Mesechinus orientalis is a small-bodied hedgehog, similar to Mesechinus hughi, but smaller than other Mesechinus species.

It has the shortest spines in the genus (1.8-2 cm). There are four color rings on the spine from the base to the tip: two-thirds of the length is white at the base, followed by a 3-4 mm black ring, a narrow light ring, and a black tip.

The nose is brown, with black whiskers on the snout; these whiskers shorten towards the nose. The ears are small and nearly the same length as the surrounding spines.

Mesechinus orientalis appears to be sexually dimorphic. The pelage of males is generally gray, while that of most of the females is reddish brown.

The new species is currently known from southern Anhui and northwestern Zhejiang, both in eastern China.

It can be found in scrubland and subtropical broad-leaf evergreen forests at elevations from 30 to 700 m.

“The new species is geographically isolated from its congeners by at least 1,000 km, and it is currently the southeasternmost species of Mesechinus,” the researchers said.

Mesechinus orientalis is a sister to the lineage composed of Mesechinus hughi and Mesechinus wangi from which it diverged approximately 1.1 million years ago.

“The discovery of a new species of Mesechinus in eastern China has greatly expanded the known range of the genus and is vital in understanding the macroevolution of the genus,” the authors said.

“The oldest fossils of Mesechinus are from the Early Pleistocene near Taijiaping village in Nangaoya Township in Shanxi province.”

“Our molecular results reveal that the divergences among Mesechinus orientalis, Mesechinus wangi, and Mesechinus hughi occurred in the Middle Pleistocene 0.74-1.1 million years ago.”

“Increased cooling and aridification during the Middle Pleistocene (known as the Middle Pleistocene transition at 1.2-0.5 million years ago) appear to have been critically important in the split of the three species, which may also have facilitated the migration of the ancestors of Mesechinus wangi and Mesechinus orientalis to southwestern and southeastern China, respectively.”

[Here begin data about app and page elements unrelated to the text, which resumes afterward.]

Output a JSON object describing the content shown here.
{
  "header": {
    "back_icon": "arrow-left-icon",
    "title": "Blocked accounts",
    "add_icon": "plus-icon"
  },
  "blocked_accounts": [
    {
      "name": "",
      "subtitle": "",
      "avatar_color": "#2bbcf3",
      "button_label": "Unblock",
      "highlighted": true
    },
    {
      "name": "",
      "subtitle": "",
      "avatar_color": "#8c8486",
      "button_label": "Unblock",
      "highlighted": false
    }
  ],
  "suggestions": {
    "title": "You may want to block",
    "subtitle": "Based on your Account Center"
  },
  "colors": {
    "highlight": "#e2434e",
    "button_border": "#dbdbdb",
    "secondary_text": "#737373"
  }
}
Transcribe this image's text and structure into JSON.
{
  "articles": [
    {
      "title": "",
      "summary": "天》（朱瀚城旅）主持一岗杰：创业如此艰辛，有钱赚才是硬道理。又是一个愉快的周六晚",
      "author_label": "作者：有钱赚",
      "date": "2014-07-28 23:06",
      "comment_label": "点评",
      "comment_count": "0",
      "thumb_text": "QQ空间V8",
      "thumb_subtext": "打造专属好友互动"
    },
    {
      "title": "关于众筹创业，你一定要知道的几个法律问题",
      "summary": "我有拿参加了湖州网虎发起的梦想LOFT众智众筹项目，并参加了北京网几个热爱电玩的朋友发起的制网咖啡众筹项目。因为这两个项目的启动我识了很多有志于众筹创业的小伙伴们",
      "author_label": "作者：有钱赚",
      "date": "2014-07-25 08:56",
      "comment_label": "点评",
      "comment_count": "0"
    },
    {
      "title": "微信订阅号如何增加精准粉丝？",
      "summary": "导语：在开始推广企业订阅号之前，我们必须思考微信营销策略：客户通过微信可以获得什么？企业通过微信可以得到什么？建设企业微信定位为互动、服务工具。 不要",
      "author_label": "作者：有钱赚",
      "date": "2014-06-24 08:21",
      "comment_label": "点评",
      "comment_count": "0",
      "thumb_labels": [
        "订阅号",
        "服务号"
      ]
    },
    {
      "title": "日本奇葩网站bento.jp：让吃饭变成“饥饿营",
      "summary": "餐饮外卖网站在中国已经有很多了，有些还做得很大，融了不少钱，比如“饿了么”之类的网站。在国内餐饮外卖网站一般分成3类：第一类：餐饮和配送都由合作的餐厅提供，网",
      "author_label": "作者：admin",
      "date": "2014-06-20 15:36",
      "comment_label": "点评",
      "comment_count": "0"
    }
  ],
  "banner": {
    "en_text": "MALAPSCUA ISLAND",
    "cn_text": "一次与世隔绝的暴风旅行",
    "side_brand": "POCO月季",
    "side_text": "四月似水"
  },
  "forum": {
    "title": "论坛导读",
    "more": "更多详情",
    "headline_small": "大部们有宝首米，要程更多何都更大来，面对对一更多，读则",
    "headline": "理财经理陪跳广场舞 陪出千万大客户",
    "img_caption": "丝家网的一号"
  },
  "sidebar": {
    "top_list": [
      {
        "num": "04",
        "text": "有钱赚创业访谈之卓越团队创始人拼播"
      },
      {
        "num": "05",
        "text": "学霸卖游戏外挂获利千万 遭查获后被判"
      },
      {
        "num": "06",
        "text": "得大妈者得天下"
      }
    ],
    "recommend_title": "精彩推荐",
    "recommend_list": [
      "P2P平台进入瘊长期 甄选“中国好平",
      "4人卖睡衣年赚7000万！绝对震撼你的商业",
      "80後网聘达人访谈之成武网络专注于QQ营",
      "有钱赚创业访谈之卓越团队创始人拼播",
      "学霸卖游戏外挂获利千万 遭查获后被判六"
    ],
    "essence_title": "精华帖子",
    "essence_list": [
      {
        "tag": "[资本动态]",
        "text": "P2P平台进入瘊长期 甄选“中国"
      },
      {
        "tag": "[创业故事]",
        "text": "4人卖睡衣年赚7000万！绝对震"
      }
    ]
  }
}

“The north-south trending Dabie Mountains, which are located between the Qinling Mountains and southern Anhui, may have provided a migration route for the ancestor of Mesechinus orientalis to reach southern Anhui.

“The mountainous area of southern Anhui and northwestern Zhejiang province also likely acted as glacial refugia in the Pleistocene for the new species.”

The discovery of Mesechinus orientalis is described in a paper published in November 2023 in the journal ZooKeys.


Z. Shi et al. 2023. A new species of forest hedgehog (Mesechinus, Erinaceidae, Eulipotyphla, Mammalia) from eastern China. ZooKeys 1185: 143-161; doi: 10.3897/zookeys.1185.111615

What you can do

Help to save wildlife by donating as little as $1 – It only takes a minute.


This article by Natali Anderson was first published by Sci News on 5 December 2023. Lead Image: Mesechinus orientalis in Xuancheng, Anhui, China. Image credit: Shi et al., doi: 10.3897/zookeys.1185.111615.

Source link

Be the first to comment

Leave a Reply

Your email address will not be published.